    into one result row, one column per attribute,
    with the attribute name as the column name,
    and the attribute value as the value in the one row.

    I’m not there yet,
    but this T-Sql:

    declare @idoc int
    exec sp_xml_preparedocument @idoc OUTPUT,
    ”;
    WITH EdgeTable AS
    (
    SELECT *
    FROM OPENXML (@idoc, ‘/*’)
    )
    SELECT e1.localname Attribute,
    e2.text Value
    FROM EdgeTable e1 join
    EdgeTable e2 on e1.id = e2.parentid
    where e2.localname = ‘#text’;
    EXEC sp_xml_removedocument @idoc

    returns this:

    Attribute Value
    ——— —–
    Name Jones
    Phone 123

    And I don’t know the schema.
    I’m trying to make a generic routine that can be run on any xml.
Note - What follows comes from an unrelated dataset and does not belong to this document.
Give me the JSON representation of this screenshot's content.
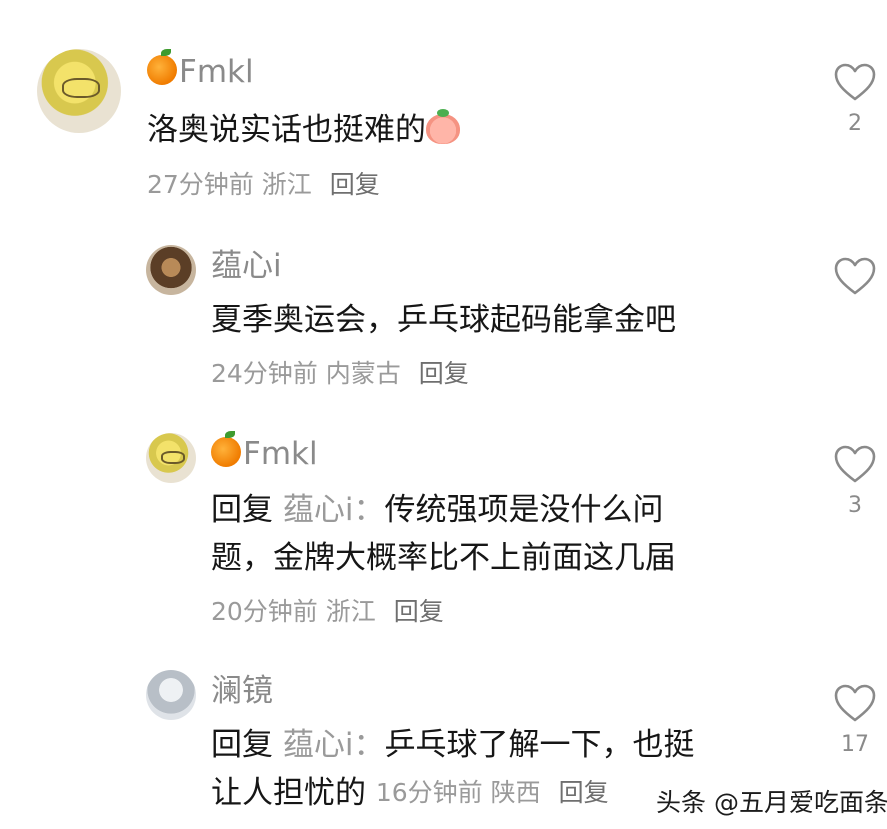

All I want is the data.
    I’m trying to get it into one row though,
    and so far, no luck.
    Any help would be appreciated.
    A solution not involving OPENXML would be better also.
    I’ll post if I solve it first.

    Reply
  • my xml got chopped out of my sample code.

    exec sp_xml_preparedocument @idoc OUTPUT,
    ‘<Customer Name=”Jones” Phone=”123″ />’;

    Also,
    my result data has 2 columns and looks like this:

    Attribute|Value
    Name |Jones
    Phone |123

    Sorry about the 2nd post.

    Reply
  • Very useful article Pinal :)

    Reply
  • Biju Sasidharan
    June 8, 2012 2:37 pm

    Hi Pinal,
    Please see the query below,

    declare @tstTable table(txt xml)
    insert @tstTable
    select ‘

    X
    Y

    A
    B


    select * from @tstTable

    I need to get the output as following, i need to use the xml.Modify
    I am expecting your reply.Plese help.

    X Y

    A B

    Reply
  • Biju Sasidharan
    June 8, 2012 2:40 pm

    declare @tstTable table(txt xml)
    insert @tstTable
    select ‘<root>
    <parent>
    <firstname>X</firstname>
    <lastname>Y</lastname>
    </parent>
    <child>
    <firstname>A</firstname>
    <lastname>B</lastname>
    </child>
    </root>’
    select * from @tstTable
    I need to get the output as following, i need to use the xml.Modify
    I am expecting your reply.Plese help.
    <root>
    <parent>
    <fullname>X Y</fullname>
    </parent>
    <child>
    <fullname>A B</fullname>
    </child>
    </root>

    Reply
  • If node randomly change then how get the node value

    Reply
  • Hi Pinal,

    I have a particular content to be searched in an attribute of an xml column where attribute might vary with different columns but content to be searched is same

    suppose want to search vmqa1 content in an xml column where I m not sure of the attribute where it appears within the xml column

    I searched a lot but did not get proper syntax for this

    Reply
  • Am worried about Xpath mapping. Now am free mind…Extremely thank you.

    Reply
  • ——//
    ——// Vince
    ——// Lakka
    ——// Dinki
    ——// Lucy
    ——// Mac
    ——//

    Hi Pinal / Members,

    I have a questin for you, how to read a file witohut using static mathod, the list is dynamic and it can be any numbers from 1 to 100s. I tried using static variables and its bit messy, there must be a proper way to read and convert this XML file to SQL

    Reply
  • —— //
    –LINE-1//
    —— // Vince
    —– -//
    –LINE-2//
    —– -// Lakka
    —- –//
    –LINE-3//
    —- –// Dinki
    —- –//
    –LINE-4//
    —- –// Lucy
    —- –//
    –LINE-5//
    —- –// Mac
    —- –//
    —- –//

    Reply
  • Could you please provide xmldata() function ? i need to retrieve all elements metadata for all columns from XSD.. Could some one help on this ?

    Reply
  • Where can i find the XMLTable() function script?

    Reply
  • I cannot find the code for the XMLTable() function either.

    Reply

Leave a Reply

Menu
Exit mobile version